How to Reset a Sequence in PostgreSQL

Using the PostgreSQL sequence is an effective way of working with an auto-increment value, especially for primary keys. When the start value is not defined, the auto-increment for INT will begin at 0. However, you can specify what starting value to use for the sequence in your auto-increment column.

Moreover, if you get a situation that requires you to change the next value in the sequence, you can quickly reset the sequence and specify what value to start with for the next entry in the table. All the details you should know regarding how to reset a sequence in PostgreSQL are detailed in this post. Take a look!

Example on How to Reset a Sequence in PostgreSQL

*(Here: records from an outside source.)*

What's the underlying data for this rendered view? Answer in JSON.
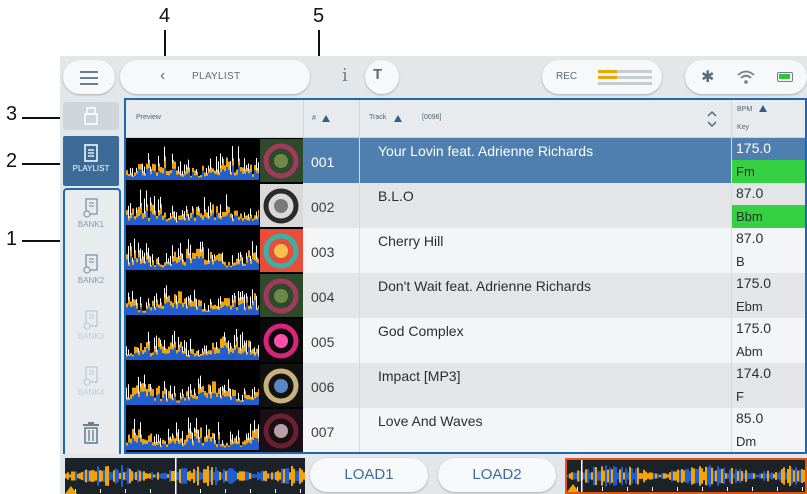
{
  "callouts": {
    "c1": "1",
    "c2": "2",
    "c3": "3",
    "c4": "4",
    "c5": "5"
  },
  "topbar": {
    "menu_icon": "hamburger-icon",
    "back_icon": "chevron-left-icon",
    "breadcrumb": "PLAYLIST",
    "info_icon": "info-icon",
    "filter_icon": "filter-icon",
    "rec_label": "REC",
    "rec_levels": [
      0.35,
      0.35,
      0.0
    ],
    "bluetooth_icon": "bluetooth-icon",
    "wifi_icon": "wifi-icon",
    "battery_icon": "battery-icon"
  },
  "sidebar": {
    "device_icon": "usb-device-icon",
    "playlist_label": "PLAYLIST",
    "banks": [
      {
        "label": "BANK1",
        "enabled": true
      },
      {
        "label": "BANK2",
        "enabled": true
      },
      {
        "label": "BANK3",
        "enabled": false
      },
      {
        "label": "BANK4",
        "enabled": false
      }
    ],
    "trash_icon": "trash-icon"
  },
  "table": {
    "headers": {
      "preview": "Preview",
      "number": "#",
      "track": "Track",
      "track_count": "[0096]",
      "bpm": "BPM",
      "key": "Key"
    },
    "rows": [
      {
        "num": "001",
        "title": "Your Lovin feat. Adrienne Richards",
        "bpm": "175.0",
        "key": "Fm",
        "key_highlight": true,
        "selected": true,
        "art_colors": [
          "#2f4a2b",
          "#a23a5e",
          "#6e8a46"
        ]
      },
      {
        "num": "002",
        "title": "B.L.O",
        "bpm": "87.0",
        "key": "Bbm",
        "key_highlight": true,
        "selected": false,
        "art_colors": [
          "#d9d9d9",
          "#2a2a2a",
          "#7a7a7a"
        ]
      },
      {
        "num": "003",
        "title": "Cherry Hill",
        "bpm": "87.0",
        "key": "B",
        "key_highlight": false,
        "selected": false,
        "art_colors": [
          "#e84d3a",
          "#3bb0a6",
          "#f2c14e"
        ]
      },
      {
        "num": "004",
        "title": "Don't Wait feat. Adrienne Richards",
        "bpm": "175.0",
        "key": "Ebm",
        "key_highlight": false,
        "selected": false,
        "art_colors": [
          "#2f4a2b",
          "#a23a5e",
          "#6e8a46"
        ]
      },
      {
        "num": "005",
        "title": "God Complex",
        "bpm": "175.0",
        "key": "Abm",
        "key_highlight": false,
        "selected": false,
        "art_colors": [
          "#0b0b0b",
          "#d8247a",
          "#ff4fa8"
        ]
      },
      {
        "num": "006",
        "title": "Impact [MP3]",
        "bpm": "174.0",
        "key": "F",
        "key_highlight": false,
        "selected": false,
        "art_colors": [
          "#111111",
          "#c9b27a",
          "#5a86c4"
        ]
      },
      {
        "num": "007",
        "title": "Love And Waves",
        "bpm": "85.0",
        "key": "Dm",
        "key_highlight": false,
        "selected": false,
        "art_colors": [
          "#1a0f14",
          "#6b2030",
          "#b8a0a6"
        ]
      }
    ]
  },
  "bottom": {
    "load1_label": "LOAD1",
    "load2_label": "LOAD2",
    "deck2_active_color": "#e8540a"
  },
  "colors": {
    "accent_blue": "#1f67b1",
    "selected_row": "#4f7fae",
    "key_green": "#36d143",
    "waveform_blue": "#1f5fd1",
    "waveform_orange": "#f0a30a"
  }
}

With an INT column, you can create an auto-increment sequence and use it as the primary key for your table. That way, you won’t need to enter its values when running an INSERT query since the integer values will get generated automatically. With the sequence is created, the ALTER SEQUENCE command lets you restart the sequence and specify a new starting value for the new entries.

For this example, we will work with the following “user_details” table. Our focus is the “user_id” column which is an auto-increment sequence starting at 100.

To list the different sequences in your database, run the following command:


For our case, we target the “user_id” sequence.

To get more details on the sequence, run the “select” query as demonstrated in the following:

SELECT * FROM sequence_name;

We can see that the last value in the existing sequence is 104. We reset this value and define a new value that the new entries will have.

To reset the PostgreSQL sequence, use the following command:

ALTER SEQUENCE sequence_name RESTART WITH value;

For our case, let’s say that we want to restart the sequence and start the new entries at 20. After running the following command, we get an output, as shown in the following, which confirms that the sequence has been altered.

If we rerun the earlier command to get the details of our sequence using the SELECT statement, we can see that the new “last_value” for this case is the value that we specified with the ALTER command.

Let’s insert a new entry into our table to see what happens. The following image shows the INSERT query and the results that we get after running the SELECT statement. Notice how the new entry has its “user_id” set to 20. All the new entries that we make will have their “user_id” generated based on the last value which is 20.

If we make another input, its “user_id” will be 21 and the sequence will proceed using the same logic. That’s how you reset a sequence in PostgreSQL. Note that the “reset” command doesn’t affect the existing records. It only defines the new starting value for the entries that you make after resetting the sequence.


With PostgreSQL, having a way to auto-generate the integer values in your primary key column simplifies things. When you have an existing sequence, you can use the ALTER SEQUENCE
command with the RESTART WITH option to specify which sequence you want to reset and what value to set as the last value in the sequence. That way, new entries will have the integer value generated based on the new last value. Refer to the presented example to understand how resetting a PostgreSQL sequence works.

About the author

Denis Kariuki

Denis is a Computer Scientist with a passion for Networking and Cyber Security. I love the terminal, and using Linux is a hobby. I am passionate about sharing tips and ideas about Linux and computing.